Jewish Museum Milwaukee’s (JMM) newest exhibit, Scrap Yard: Innovators of Recycling, opened Oct. 8. and runs through the end of January.
Scrap Yard tells the story of scrap recycling, an industry that turns waste into raw materials. The industry has propelled American industry and innovation, and has given millions of people a livelihood and a community.
The exhibit is especially family-friendly, including a number of interactive displays to engage people of all ages.
Visitors can find out their weight-based value in scrap; test the magnetism of a variety of everyday objects; pull a lever to figure out the strength required to make a bale of plastic water bottles; and listen to scrap industry songs and oral history interviews.
Additional displays show how common objects are reused, including a motorcycle broken down into its recyclable parts.
This groundbreaking national traveling show is accompanied by a local component telling the stories of Wisconsin people and companies.
The exhibit features over 300 objects and media pieces, along with a number of interactive displays that make the visitor feel like they’re walking through a giant scrap yard.
“Scrap entrepreneurs were the originators of what we now call recycling,” said Molly Dubin, JMM curator. “Hard working individuals and families who were once seen as junk peddlers grew to become the global businesses that invented solutions to what we do as a society with trash.”
For over 200 years, discarded metals, rags, paper and animal hides have provided economic opportunities for immigrants and native-born Americans who collected, stored, brokered and sold them.
The work was grueling, scrappers were stigmatized, and the industry was criticized as a source of social and environmental ills. Still, generations of individuals and families gravitated toward the work—including many Jewish scrappers, who made up 70 to 90 percent of the industry for at least half of the 20th century.
In addition to the national perspective, the JMM exhibit explores Wisconsin’s history in the industry naming nearly 400 local companies, many of them multiple generation family-owned businesses. A scrapbook in the exhibit allows visitors to learn more about Wisconsin scrap stories.

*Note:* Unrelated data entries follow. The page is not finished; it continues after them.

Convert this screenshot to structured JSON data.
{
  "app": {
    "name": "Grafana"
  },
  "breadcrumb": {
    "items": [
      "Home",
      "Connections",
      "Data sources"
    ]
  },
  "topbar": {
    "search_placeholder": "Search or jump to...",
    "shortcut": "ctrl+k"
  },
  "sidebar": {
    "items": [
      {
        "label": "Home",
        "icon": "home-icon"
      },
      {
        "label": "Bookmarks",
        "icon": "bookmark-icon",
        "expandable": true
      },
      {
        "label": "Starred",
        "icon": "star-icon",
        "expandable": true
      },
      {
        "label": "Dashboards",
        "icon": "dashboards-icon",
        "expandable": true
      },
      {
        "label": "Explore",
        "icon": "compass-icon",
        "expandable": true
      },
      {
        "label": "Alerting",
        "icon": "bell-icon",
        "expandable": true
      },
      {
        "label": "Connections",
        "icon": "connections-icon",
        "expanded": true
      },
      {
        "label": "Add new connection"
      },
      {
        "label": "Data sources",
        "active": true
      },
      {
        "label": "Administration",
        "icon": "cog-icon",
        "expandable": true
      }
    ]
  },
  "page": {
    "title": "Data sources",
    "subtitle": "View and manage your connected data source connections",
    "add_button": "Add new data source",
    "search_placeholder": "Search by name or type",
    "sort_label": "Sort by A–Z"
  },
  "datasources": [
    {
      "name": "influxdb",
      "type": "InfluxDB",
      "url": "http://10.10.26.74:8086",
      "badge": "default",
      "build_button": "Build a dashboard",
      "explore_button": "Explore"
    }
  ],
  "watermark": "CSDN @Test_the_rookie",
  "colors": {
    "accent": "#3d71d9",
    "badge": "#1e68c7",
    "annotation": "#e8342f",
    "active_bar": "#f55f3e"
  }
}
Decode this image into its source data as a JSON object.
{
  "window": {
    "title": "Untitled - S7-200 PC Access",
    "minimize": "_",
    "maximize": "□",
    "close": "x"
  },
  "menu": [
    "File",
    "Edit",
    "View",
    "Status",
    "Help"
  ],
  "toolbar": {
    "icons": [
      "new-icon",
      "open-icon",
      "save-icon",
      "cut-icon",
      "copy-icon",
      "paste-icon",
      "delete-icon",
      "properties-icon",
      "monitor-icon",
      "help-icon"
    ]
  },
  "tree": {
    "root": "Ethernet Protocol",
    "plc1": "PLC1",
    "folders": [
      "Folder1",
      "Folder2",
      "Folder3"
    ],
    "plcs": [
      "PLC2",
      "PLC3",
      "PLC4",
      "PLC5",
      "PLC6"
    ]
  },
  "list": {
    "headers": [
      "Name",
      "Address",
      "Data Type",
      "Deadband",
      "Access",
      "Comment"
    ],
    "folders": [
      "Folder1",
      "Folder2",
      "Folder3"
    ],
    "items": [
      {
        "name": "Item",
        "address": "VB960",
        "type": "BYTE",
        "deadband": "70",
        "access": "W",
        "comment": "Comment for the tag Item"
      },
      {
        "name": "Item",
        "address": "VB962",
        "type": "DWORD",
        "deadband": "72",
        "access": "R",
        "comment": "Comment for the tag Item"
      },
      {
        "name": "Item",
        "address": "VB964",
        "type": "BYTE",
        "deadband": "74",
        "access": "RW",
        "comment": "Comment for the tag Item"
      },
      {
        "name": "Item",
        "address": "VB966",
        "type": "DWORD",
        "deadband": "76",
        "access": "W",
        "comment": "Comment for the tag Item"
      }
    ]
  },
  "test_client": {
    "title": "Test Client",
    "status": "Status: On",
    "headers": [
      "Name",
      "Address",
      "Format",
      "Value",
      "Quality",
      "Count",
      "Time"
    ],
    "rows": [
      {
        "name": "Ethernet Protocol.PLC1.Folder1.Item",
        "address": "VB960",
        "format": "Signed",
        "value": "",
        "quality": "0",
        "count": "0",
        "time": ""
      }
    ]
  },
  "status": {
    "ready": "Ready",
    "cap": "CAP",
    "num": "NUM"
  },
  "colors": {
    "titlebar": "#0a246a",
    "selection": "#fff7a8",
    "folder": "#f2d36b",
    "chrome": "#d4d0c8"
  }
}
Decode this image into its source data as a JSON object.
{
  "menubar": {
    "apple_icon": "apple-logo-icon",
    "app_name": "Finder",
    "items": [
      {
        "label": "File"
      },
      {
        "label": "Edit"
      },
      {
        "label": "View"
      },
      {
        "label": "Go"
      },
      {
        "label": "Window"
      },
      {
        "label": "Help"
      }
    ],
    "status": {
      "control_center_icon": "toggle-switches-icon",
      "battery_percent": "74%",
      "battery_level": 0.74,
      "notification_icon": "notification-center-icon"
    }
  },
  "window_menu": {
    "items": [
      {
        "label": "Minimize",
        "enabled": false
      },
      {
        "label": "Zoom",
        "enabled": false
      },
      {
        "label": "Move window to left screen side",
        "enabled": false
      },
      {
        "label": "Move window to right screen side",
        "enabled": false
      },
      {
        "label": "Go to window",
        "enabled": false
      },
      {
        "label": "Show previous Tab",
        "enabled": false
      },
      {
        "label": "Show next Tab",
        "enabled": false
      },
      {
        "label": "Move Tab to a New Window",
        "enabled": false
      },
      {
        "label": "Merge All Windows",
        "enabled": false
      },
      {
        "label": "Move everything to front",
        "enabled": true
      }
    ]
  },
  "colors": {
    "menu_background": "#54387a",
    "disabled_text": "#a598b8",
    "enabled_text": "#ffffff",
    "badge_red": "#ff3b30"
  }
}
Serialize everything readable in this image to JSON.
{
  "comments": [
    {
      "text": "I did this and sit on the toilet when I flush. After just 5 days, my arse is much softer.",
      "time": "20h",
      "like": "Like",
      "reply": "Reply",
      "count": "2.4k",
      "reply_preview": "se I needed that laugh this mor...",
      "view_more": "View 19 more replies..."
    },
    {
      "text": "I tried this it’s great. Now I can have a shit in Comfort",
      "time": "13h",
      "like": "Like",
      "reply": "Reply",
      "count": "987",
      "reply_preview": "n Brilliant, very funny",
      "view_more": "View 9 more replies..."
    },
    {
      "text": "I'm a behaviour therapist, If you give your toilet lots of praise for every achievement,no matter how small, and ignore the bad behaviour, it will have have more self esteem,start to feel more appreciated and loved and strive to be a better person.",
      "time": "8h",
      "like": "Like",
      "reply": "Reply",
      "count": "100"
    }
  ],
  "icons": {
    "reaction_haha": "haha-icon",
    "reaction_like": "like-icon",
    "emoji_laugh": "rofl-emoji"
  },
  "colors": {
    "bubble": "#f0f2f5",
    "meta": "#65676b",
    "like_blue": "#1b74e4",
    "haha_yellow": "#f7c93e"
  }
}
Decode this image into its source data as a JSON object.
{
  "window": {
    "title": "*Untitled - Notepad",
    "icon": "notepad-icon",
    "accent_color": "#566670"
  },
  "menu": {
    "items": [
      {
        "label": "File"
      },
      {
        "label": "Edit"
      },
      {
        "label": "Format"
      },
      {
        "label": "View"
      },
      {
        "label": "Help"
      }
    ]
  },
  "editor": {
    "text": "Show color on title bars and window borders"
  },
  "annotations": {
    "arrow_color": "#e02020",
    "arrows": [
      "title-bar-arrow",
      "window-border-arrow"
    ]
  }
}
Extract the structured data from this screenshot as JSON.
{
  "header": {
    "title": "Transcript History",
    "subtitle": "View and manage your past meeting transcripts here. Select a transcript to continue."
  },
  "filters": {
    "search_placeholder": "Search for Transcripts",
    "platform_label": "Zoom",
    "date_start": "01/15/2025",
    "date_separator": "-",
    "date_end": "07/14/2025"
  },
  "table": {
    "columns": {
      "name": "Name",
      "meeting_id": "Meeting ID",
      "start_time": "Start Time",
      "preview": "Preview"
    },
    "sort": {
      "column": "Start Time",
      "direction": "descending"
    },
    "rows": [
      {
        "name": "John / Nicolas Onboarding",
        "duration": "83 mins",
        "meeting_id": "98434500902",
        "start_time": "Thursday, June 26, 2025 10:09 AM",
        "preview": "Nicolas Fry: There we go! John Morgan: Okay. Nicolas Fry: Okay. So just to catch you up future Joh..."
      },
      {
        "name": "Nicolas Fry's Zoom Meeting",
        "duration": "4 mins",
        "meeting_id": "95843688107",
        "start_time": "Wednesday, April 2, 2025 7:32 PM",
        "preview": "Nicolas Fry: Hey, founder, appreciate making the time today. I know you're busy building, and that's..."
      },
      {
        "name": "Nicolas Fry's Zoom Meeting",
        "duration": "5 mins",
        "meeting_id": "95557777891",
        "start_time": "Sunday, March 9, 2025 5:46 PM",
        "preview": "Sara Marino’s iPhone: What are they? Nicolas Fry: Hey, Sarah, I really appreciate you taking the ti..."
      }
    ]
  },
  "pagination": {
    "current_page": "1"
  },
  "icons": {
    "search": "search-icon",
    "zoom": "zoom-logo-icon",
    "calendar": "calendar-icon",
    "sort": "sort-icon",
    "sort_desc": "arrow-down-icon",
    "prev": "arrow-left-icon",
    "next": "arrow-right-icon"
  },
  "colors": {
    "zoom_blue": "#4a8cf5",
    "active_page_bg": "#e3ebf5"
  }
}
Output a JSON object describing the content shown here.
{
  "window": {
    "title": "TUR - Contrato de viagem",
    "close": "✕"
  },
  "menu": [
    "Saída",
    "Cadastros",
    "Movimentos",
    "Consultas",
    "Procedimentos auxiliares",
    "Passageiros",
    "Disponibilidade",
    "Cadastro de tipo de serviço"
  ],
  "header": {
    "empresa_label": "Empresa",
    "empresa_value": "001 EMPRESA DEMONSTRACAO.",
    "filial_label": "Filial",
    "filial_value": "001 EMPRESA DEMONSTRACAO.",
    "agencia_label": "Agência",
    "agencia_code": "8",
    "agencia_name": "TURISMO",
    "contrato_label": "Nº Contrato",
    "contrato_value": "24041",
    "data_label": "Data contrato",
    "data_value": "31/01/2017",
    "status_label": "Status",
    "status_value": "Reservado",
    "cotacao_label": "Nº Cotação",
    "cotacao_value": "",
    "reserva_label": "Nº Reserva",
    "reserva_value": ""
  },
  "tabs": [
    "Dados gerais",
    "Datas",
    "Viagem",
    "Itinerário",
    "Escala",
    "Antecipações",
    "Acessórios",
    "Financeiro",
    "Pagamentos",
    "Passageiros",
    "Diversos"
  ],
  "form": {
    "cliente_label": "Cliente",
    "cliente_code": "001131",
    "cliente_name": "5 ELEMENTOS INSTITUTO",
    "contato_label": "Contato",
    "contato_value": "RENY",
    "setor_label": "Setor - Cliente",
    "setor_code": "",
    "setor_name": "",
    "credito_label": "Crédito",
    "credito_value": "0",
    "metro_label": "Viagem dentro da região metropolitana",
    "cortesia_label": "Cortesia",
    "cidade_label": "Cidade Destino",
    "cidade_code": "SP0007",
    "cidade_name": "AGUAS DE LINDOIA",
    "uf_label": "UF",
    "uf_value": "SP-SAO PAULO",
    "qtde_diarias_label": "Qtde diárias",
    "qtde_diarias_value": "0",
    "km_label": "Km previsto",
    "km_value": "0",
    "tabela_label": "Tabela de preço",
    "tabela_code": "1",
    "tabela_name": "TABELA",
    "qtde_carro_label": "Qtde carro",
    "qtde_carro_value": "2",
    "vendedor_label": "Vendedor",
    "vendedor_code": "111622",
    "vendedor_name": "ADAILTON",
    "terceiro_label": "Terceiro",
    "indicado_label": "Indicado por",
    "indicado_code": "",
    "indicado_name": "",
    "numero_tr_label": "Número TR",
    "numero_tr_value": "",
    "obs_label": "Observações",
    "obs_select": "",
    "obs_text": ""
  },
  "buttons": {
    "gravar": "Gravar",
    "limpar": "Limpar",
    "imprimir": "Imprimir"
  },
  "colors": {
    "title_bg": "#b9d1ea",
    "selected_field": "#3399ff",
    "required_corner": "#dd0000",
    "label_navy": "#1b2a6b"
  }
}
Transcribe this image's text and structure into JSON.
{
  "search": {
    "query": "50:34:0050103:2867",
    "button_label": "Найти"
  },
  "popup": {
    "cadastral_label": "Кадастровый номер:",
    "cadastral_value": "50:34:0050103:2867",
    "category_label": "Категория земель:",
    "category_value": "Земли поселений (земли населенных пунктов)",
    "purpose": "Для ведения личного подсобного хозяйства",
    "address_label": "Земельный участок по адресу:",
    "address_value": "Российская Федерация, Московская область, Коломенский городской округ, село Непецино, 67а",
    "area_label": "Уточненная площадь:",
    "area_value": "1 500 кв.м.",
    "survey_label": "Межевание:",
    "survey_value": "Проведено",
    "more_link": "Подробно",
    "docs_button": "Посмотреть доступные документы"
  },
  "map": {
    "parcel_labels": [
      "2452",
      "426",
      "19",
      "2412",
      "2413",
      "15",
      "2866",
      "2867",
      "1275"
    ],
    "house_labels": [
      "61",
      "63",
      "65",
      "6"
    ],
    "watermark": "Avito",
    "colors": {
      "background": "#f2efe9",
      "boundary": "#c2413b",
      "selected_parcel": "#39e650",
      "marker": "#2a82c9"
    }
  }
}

“Our state has a very rich scrap history,” said Dubin. “In Wisconsin and across the industrial Midwest, scrap dealers became pillars of Jewish communities large and small, quickly dominating the industry.”
A variety of programs supplement the exhibit. Highlights include:
- America Recycles Day – Monday, Nov. 15
Visitors receive free admission to commemorate the national holiday. JMM will also offer a $2 discount if visitors bring an electronic for recycling on Oct. 31 or textiles on Nov. 17.
- Junkyard Planet with Best-Selling Author Adam Minter – Thursday, Nov. 18, 7 p.m.
This virtual program features Adam Minter, the world’s best-selling chronicler of the global scrap industry. Minter takes participants on a journey from the small family scrap yard where he grew up, to massive recycling operations around the globe.
- Conversation Starters– monthly conversations with industry leaders
October: WasteCap Executive Director, Daniel Hartsig, reducing waste in the building industry and food waste
November: Recycling Connections Executive Director, Karin Sieg, the 40-year evolution of residential recycling
January: Tetrapak Sustainability Director, Jason Pelz, how businesses approach environmental practice
Scrap Yard: Innovators of Recycling was created by the Jewish Museum of Maryland and is accompanied by a Wisconsin-focused section curated by Jewish Museum Milwaukee. Ticket information, a full list of programming and more information is available at www.jewishmuseummilwaukee.org.
Major support for the exhibit and related programming comes from Alter Trading Corporation with support from the Brico Fund, Mellowes Family & Charter Manufacturing Company, and WI Humanities. Connect with Jewish Museum Milwaukee on Facebook and Instagram @JewishMuseumMilwaukee and on Twitter @JewishMuseumMKE.
About the Jewish Museum Milwaukee
The Jewish Museum Milwaukee is dedicated to preserving and presenting the history of the Jewish people in southeastern Wisconsin and celebrating the continuum of Jewish heritage and culture. The history of American Jews is rooted in thousands of years of searching for freedom and equality. The museum builds bridges between diverse groups of people through shared difficult histories and uses historical events and art to explore contemporary topics.
Funded in part by a grant from Wisconsin Humanities, with funds from the National Endowment for the Humanities and the State of Wisconsin. Any views, findings, conclusions or recommendations expressed in this project do not necessarily represent those of the National Endowment for the Humanities. Wisconsin Humanities strengthens the roots of community life through educational and cultural programs that inspire civic participation and individual imagination.